We’ve gone from literally not being able to afford to eat our own veggies and just me and Garry working the garden by ourselves to supporting two families (Garry, me and our daughter Jennifer and her husband Josh and their children) to eleven people working in the summer.

We branched out in 2014 and helped start the Freedom Market and we are so thankful we were invited to do so. We have met so many wonderful people in Atlanta and we truly feel appreciated and we certainly are humbled and have a great appreciation for every customer that chooses to try our veggies.

It has been a long up hill climb from truly living below poverty and a lot of hard work but it is rewarding and we love providing people with healthy, local, farm fresh organic veggies! It is most definitely a lifestyle and we do believe we are trying to recover a way of life for our family. Needless to say, we’ll never get rich (which is not our goal) but we will be happy living a busy full life together with our children and grand children.

I remember speaking with the two of you about your love for traveling, especially in South America. Do you find ways to intertwine your love of traveling with your work on the farm? What does your ideal trip look like? Well, I wish we could but the farm demands too much time! But maybe one day we’ll get to go again who knows. We have been truly blessed to be able to travel with our children throughout our home school years!

Is there a vegetable you feel the most proud to grow? Something you think really shines on your farm, or maybe something you struggled to cultivate, but finally mastered?

That’s a tough question. I really believe in eating in season so with every season I have a favorite veggie. I love tomatoes, green garlic and strawberries. Strawberries and green garlic come in together and strangely enough I love the smell of the two together I suppose because I’ve packaged them at the same time for so long the smell has many memories!

There is nothing better than a ripe field grown tomato in the summer! It makes me want to throw my Paleo diet to the curb pull out the white bread and dukes mayo and eat an old fashioned southern tomato sandwich, but I do not do that I restrain myself, at least so far!

What is your Saturday morning market routine?

Depending on how many vegetables have to be loaded Garry and I get up between 2:30 and 3:30. He loads two trucks one headed to Athens to the Athens Farmers Market at Bishop Park and one headed to Freedom in Atlanta.
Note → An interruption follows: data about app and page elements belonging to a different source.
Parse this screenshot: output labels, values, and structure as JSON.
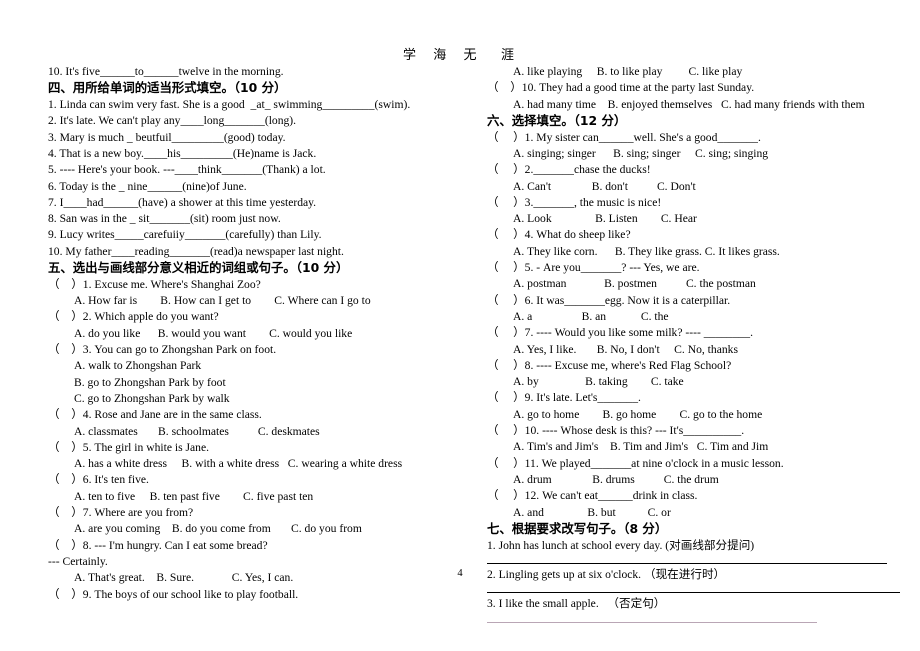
{
  "document": {
    "header_title": "学  海  无   涯",
    "page_number": "4"
  },
  "left_column": {
    "carryover_line": "10. It's five______to______twelve in the morning.",
    "section_four": {
      "heading": "四、用所给单词的适当形式填空。（10 分）",
      "items": [
        "1. Linda can swim very fast. She is a good  _at_ swimming_________(swim).",
        "2. It's late. We can't play any____long_______(long).",
        "3. Mary is much _ beutfuil_________(good) today.",
        "4. That is a new boy.____his_________(He)name is Jack.",
        "5. ---- Here's your book. ---____think_______(Thank) a lot.",
        "6. Today is the _ nine______(nine)of June.",
        "7. I____had______(have) a shower at this time yesterday.",
        "8. San was in the _ sit_______(sit) room just now.",
        "9. Lucy writes_____carefuiiy_______(carefully) than Lily.",
        "10. My father____reading_______(read)a newspaper last night."
      ]
    },
    "section_five": {
      "heading": "五、选出与画线部分意义相近的词组或句子。（10 分）",
      "questions": [
        {
          "stem": "（    ）1. Excuse me. Where's Shanghai Zoo?",
          "options": [
            "A. How far is        B. How can I get to        C. Where can I go to"
          ]
        },
        {
          "stem": "（    ）2. Which apple do you want?",
          "options": [
            "A. do you like      B. would you want        C. would you like"
          ]
        },
        {
          "stem": "（    ）3. You can go to Zhongshan Park on foot.",
          "options": [
            "A. walk to Zhongshan Park",
            "B. go to Zhongshan Park by foot",
            "C. go to Zhongshan Park by walk"
          ]
        },
        {
          "stem": "（    ）4. Rose and Jane are in the same class.",
          "options": [
            "A. classmates       B. schoolmates          C. deskmates"
          ]
        },
        {
          "stem": "（    ）5. The girl in white is Jane.",
          "options": [
            "A. has a white dress     B. with a white dress   C. wearing a white dress"
          ]
        },
        {
          "stem": "（    ）6. It's ten five.",
          "options": [
            "A. ten to five     B. ten past five        C. five past ten"
          ]
        },
        {
          "stem": "（    ）7. Where are you from?",
          "options": [
            "A. are you coming    B. do you come from       C. do you from"
          ]
        },
        {
          "stem": "（    ）8. --- I'm hungry. Can I eat some bread?",
          "continuation": "--- Certainly.",
          "options": [
            "A. That's great.    B. Sure.             C. Yes, I can."
          ]
        },
        {
          "stem": "（    ）9. The boys of our school like to play football.",
          "options": []
        }
      ]
    }
  },
  "right_column": {
    "carryover_options": "A. like playing     B. to like play         C. like play",
    "carryover_q10_stem": "（    ）10. They had a good time at the party last Sunday.",
    "carryover_q10_options": "A. had many time    B. enjoyed themselves   C. had many friends with them",
    "section_six": {
      "heading": "六、选择填空。（12 分）",
      "questions": [
        {
          "stem": "（     ）1. My sister can______well. She's a good_______.",
          "options": "A. singing; singer      B. sing; singer     C. sing; singing"
        },
        {
          "stem": "（     ）2._______chase the ducks!",
          "options": "A. Can't              B. don't          C. Don't"
        },
        {
          "stem": "（     ）3._______, the music is nice!",
          "options": "A. Look               B. Listen        C. Hear"
        },
        {
          "stem": "（     ）4. What do sheep like?",
          "options": "A. They like corn.      B. They like grass. C. It likes grass."
        },
        {
          "stem": "（     ）5. - Are you_______? --- Yes, we are.",
          "options": "A. postman             B. postmen          C. the postman"
        },
        {
          "stem": "（     ）6. It was_______egg. Now it is a caterpillar.",
          "options": "A. a                 B. an            C. the"
        },
        {
          "stem": "（     ）7. ---- Would you like some milk? ---- ________.",
          "options": "A. Yes, I like.       B. No, I don't     C. No, thanks"
        },
        {
          "stem": "（     ）8. ---- Excuse me, where's Red Flag School?",
          "options": "A. by                B. taking        C. take"
        },
        {
          "stem": "（     ）9. It's late. Let's_______.",
          "options": "A. go to home        B. go home        C. go to the home"
        },
        {
          "stem": "（     ）10. ---- Whose desk is this? --- It's__________.",
          "options": "A. Tim's and Jim's    B. Tim and Jim's   C. Tim and Jim"
        },
        {
          "stem": "（     ）11. We played_______at nine o'clock in a music lesson.",
          "options": "A. drum              B. drums          C. the drum"
        },
        {
          "stem": "（     ）12. We can't eat______drink in class.",
          "options": "A. and               B. but           C. or"
        }
      ]
    },
    "section_seven": {
      "heading": "七、根据要求改写句子。（8 分）",
      "items": [
        "1. John has lunch at school every day. (对画线部分提问)",
        "2. Lingling gets up at six o'clock. （现在进行时）",
        "3. I like the small apple.   （否定句）"
      ]
    }
  }
}
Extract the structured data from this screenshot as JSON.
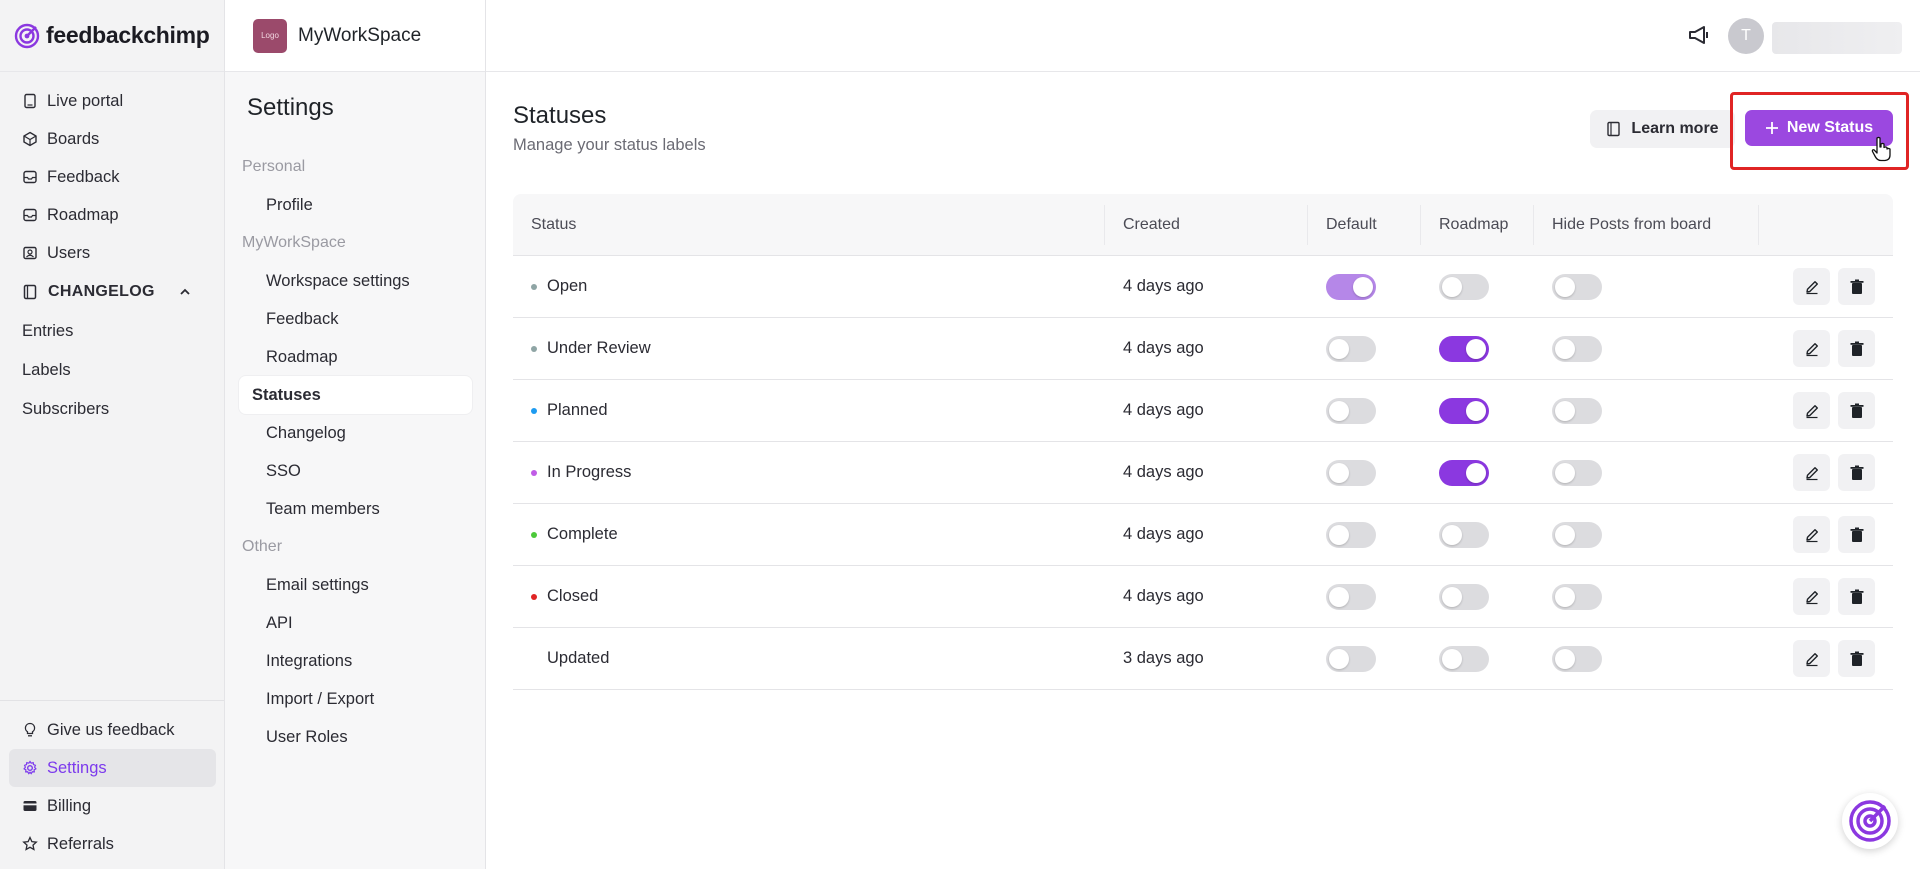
{
  "brand": {
    "name": "feedbackchimp"
  },
  "nav": {
    "items": [
      {
        "label": "Live portal",
        "icon": "file-icon"
      },
      {
        "label": "Boards",
        "icon": "boards-icon"
      },
      {
        "label": "Feedback",
        "icon": "inbox-icon"
      },
      {
        "label": "Roadmap",
        "icon": "inbox-icon"
      },
      {
        "label": "Users",
        "icon": "users-icon"
      }
    ],
    "changelog": {
      "label": "CHANGELOG",
      "items": [
        "Entries",
        "Labels",
        "Subscribers"
      ]
    },
    "bottom": [
      {
        "label": "Give us feedback",
        "icon": "lightbulb-icon"
      },
      {
        "label": "Settings",
        "icon": "gear-icon"
      },
      {
        "label": "Billing",
        "icon": "card-icon"
      },
      {
        "label": "Referrals",
        "icon": "star-icon"
      }
    ]
  },
  "workspace": {
    "name": "MyWorkSpace",
    "logo_text": "Logo"
  },
  "settings": {
    "title": "Settings",
    "personal_label": "Personal",
    "personal_items": [
      "Profile"
    ],
    "workspace_label": "MyWorkSpace",
    "workspace_items": [
      "Workspace settings",
      "Feedback",
      "Roadmap",
      "Statuses",
      "Changelog",
      "SSO",
      "Team members"
    ],
    "other_label": "Other",
    "other_items": [
      "Email settings",
      "API",
      "Integrations",
      "Import / Export",
      "User Roles"
    ]
  },
  "topbar": {
    "avatar_initial": "T"
  },
  "page": {
    "title": "Statuses",
    "subtitle": "Manage your status labels",
    "learn_more": "Learn more",
    "new_status": "New Status"
  },
  "table": {
    "headers": [
      "Status",
      "Created",
      "Default",
      "Roadmap",
      "Hide Posts from board"
    ],
    "rows": [
      {
        "name": "Open",
        "color": "#8fa5a5",
        "created": "4 days ago",
        "default": true,
        "roadmap": false,
        "hide": false
      },
      {
        "name": "Under Review",
        "color": "#8fa5a5",
        "created": "4 days ago",
        "default": false,
        "roadmap": true,
        "hide": false
      },
      {
        "name": "Planned",
        "color": "#1d9bf0",
        "created": "4 days ago",
        "default": false,
        "roadmap": true,
        "hide": false
      },
      {
        "name": "In Progress",
        "color": "#c05ce6",
        "created": "4 days ago",
        "default": false,
        "roadmap": true,
        "hide": false
      },
      {
        "name": "Complete",
        "color": "#4cc93a",
        "created": "4 days ago",
        "default": false,
        "roadmap": false,
        "hide": false
      },
      {
        "name": "Closed",
        "color": "#e02424",
        "created": "4 days ago",
        "default": false,
        "roadmap": false,
        "hide": false
      },
      {
        "name": "Updated",
        "color": "",
        "created": "3 days ago",
        "default": false,
        "roadmap": false,
        "hide": false
      }
    ]
  }
}
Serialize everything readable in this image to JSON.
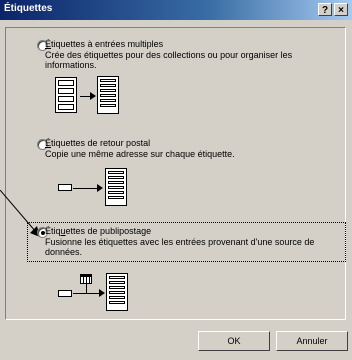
{
  "window": {
    "title": "Étiquettes",
    "help_button": "?",
    "close_button": "×"
  },
  "options": [
    {
      "title_mnemonic": "É",
      "title_rest": "tiquettes à entrées multiples",
      "description": "Crée des étiquettes pour des collections ou pour organiser les informations.",
      "selected": false
    },
    {
      "title_mnemonic": "É",
      "title_rest": "tiquettes de retour postal",
      "description": "Copie une même adresse sur chaque étiquette.",
      "selected": false
    },
    {
      "title_pre": "Étiq",
      "title_mnemonic": "u",
      "title_rest": "ettes de publipostage",
      "description": "Fusionne les étiquettes avec les entrées provenant d'une source de données.",
      "selected": true
    }
  ],
  "buttons": {
    "ok": "OK",
    "cancel": "Annuler"
  }
}
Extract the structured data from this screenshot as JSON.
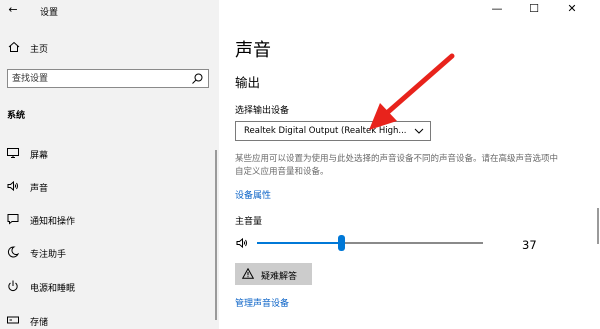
{
  "window": {
    "title": "设置",
    "back_icon": "back-arrow-icon",
    "controls": [
      "minimize-icon",
      "maximize-icon",
      "close-icon"
    ]
  },
  "sidebar": {
    "home_label": "主页",
    "search_placeholder": "查找设置",
    "section_title": "系统",
    "items": [
      {
        "label": "屏幕",
        "icon": "monitor-icon"
      },
      {
        "label": "声音",
        "icon": "speaker-icon"
      },
      {
        "label": "通知和操作",
        "icon": "notification-icon"
      },
      {
        "label": "专注助手",
        "icon": "moon-icon"
      },
      {
        "label": "电源和睡眠",
        "icon": "power-icon"
      },
      {
        "label": "存储",
        "icon": "storage-icon"
      }
    ]
  },
  "main": {
    "title": "声音",
    "output_heading": "输出",
    "device_label": "选择输出设备",
    "device_selected": "Realtek Digital Output (Realtek High...",
    "description": "某些应用可以设置为使用与此处选择的声音设备不同的声音设备。请在高级声音选项中自定义应用音量和设备。",
    "device_properties_link": "设备属性",
    "volume_label": "主音量",
    "volume_value": "37",
    "volume_level": 0.37,
    "troubleshoot_label": "疑难解答",
    "manage_devices_link": "管理声音设备"
  },
  "colors": {
    "accent": "#0078d7",
    "link": "#0b63c7",
    "sidebar_bg": "#f2f2f2",
    "annotation_arrow": "#e8231c"
  }
}
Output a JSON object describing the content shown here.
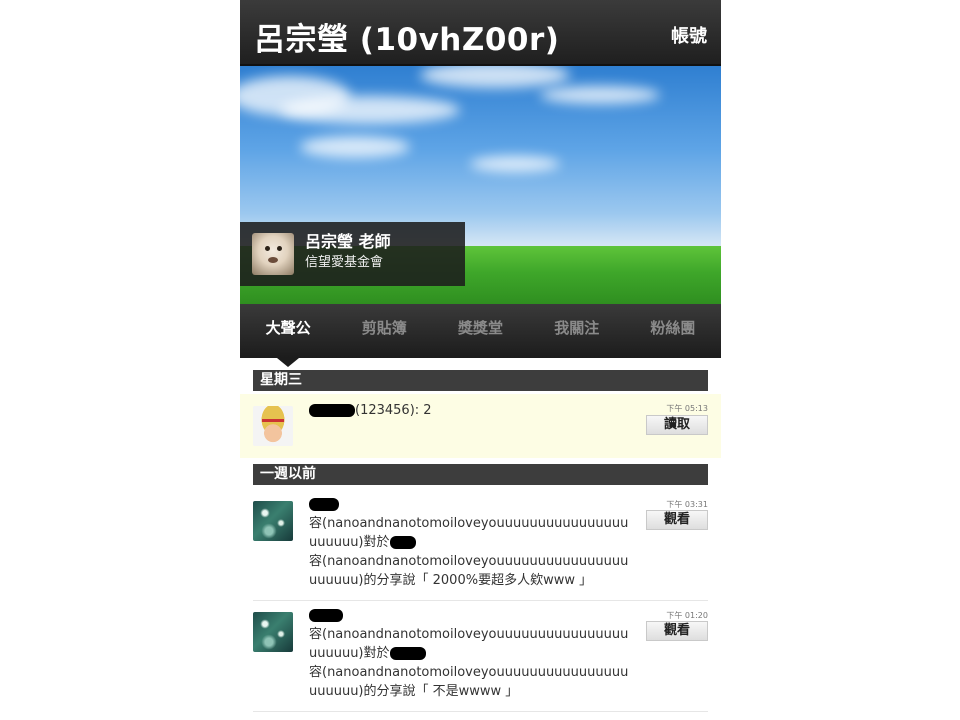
{
  "header": {
    "title": "呂宗瑩 (10vhZ00r)",
    "account_label": "帳號"
  },
  "profile": {
    "name": "呂宗瑩 老師",
    "organization": "信望愛基金會"
  },
  "tabs": [
    {
      "label": "大聲公",
      "active": true
    },
    {
      "label": "剪貼簿",
      "active": false
    },
    {
      "label": "獎獎堂",
      "active": false
    },
    {
      "label": "我關注",
      "active": false
    },
    {
      "label": "粉絲團",
      "active": false
    }
  ],
  "sections": [
    {
      "header": "星期三",
      "items": [
        {
          "text": "(123456): 2",
          "time": "下午 05:13",
          "button": "讀取"
        }
      ]
    },
    {
      "header": "一週以前",
      "items": [
        {
          "line1": "容(nanoandnanotomoiloveyouuuuuuuuuuuuuuuuuuuuuu)對於",
          "line2": "容(nanoandnanotomoiloveyouuuuuuuuuuuuuuuuuuuuuu)的分享說「 2000%要超多人欸www 」",
          "time": "下午 03:31",
          "button": "觀看"
        },
        {
          "line1": "容(nanoandnanotomoiloveyouuuuuuuuuuuuuuuuuuuuuu)對於",
          "line2": "容(nanoandnanotomoiloveyouuuuuuuuuuuuuuuuuuuuuu)的分享說「 不是wwww 」",
          "time": "下午 01:20",
          "button": "觀看"
        }
      ]
    }
  ],
  "colors": {
    "bar": "#2b2b2b",
    "section": "#3d3d3d",
    "highlight": "#fdfde4",
    "grass": "#3fa72a",
    "sky": "#5ea4e6"
  }
}
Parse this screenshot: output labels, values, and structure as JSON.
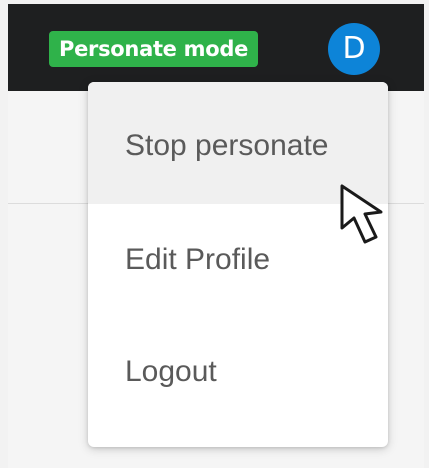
{
  "header": {
    "mode_badge": "Personate mode",
    "avatar_initial": "D"
  },
  "menu": {
    "items": [
      {
        "label": "Stop personate",
        "highlighted": true
      },
      {
        "label": "Edit Profile"
      },
      {
        "label": "Logout"
      }
    ]
  },
  "colors": {
    "topbar": "#1e1f20",
    "badge": "#2fb24a",
    "avatar": "#0d84d8",
    "menu_text": "#5a5a5a",
    "highlight": "#f0f0f0"
  },
  "icons": {
    "cursor": "mouse-pointer-icon"
  }
}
We hit the road at 5 am and we arrive at the market between 7 and 7:30 to a group of smiling people standing in our space waiting for us to arrive!

What’s the best way for people to find out what’s going on down on the farm? Do you have a facebook or instagram account that people can follow?

We are on FB and Instagram. I must admit I’m not great with social media but Jennifer tries to make sure she post on Friday’s what we’re bringing to market. http://www.facebook.com/hickoryhillfarmga/ http://www.instagram.com/hickoryhillfarmga/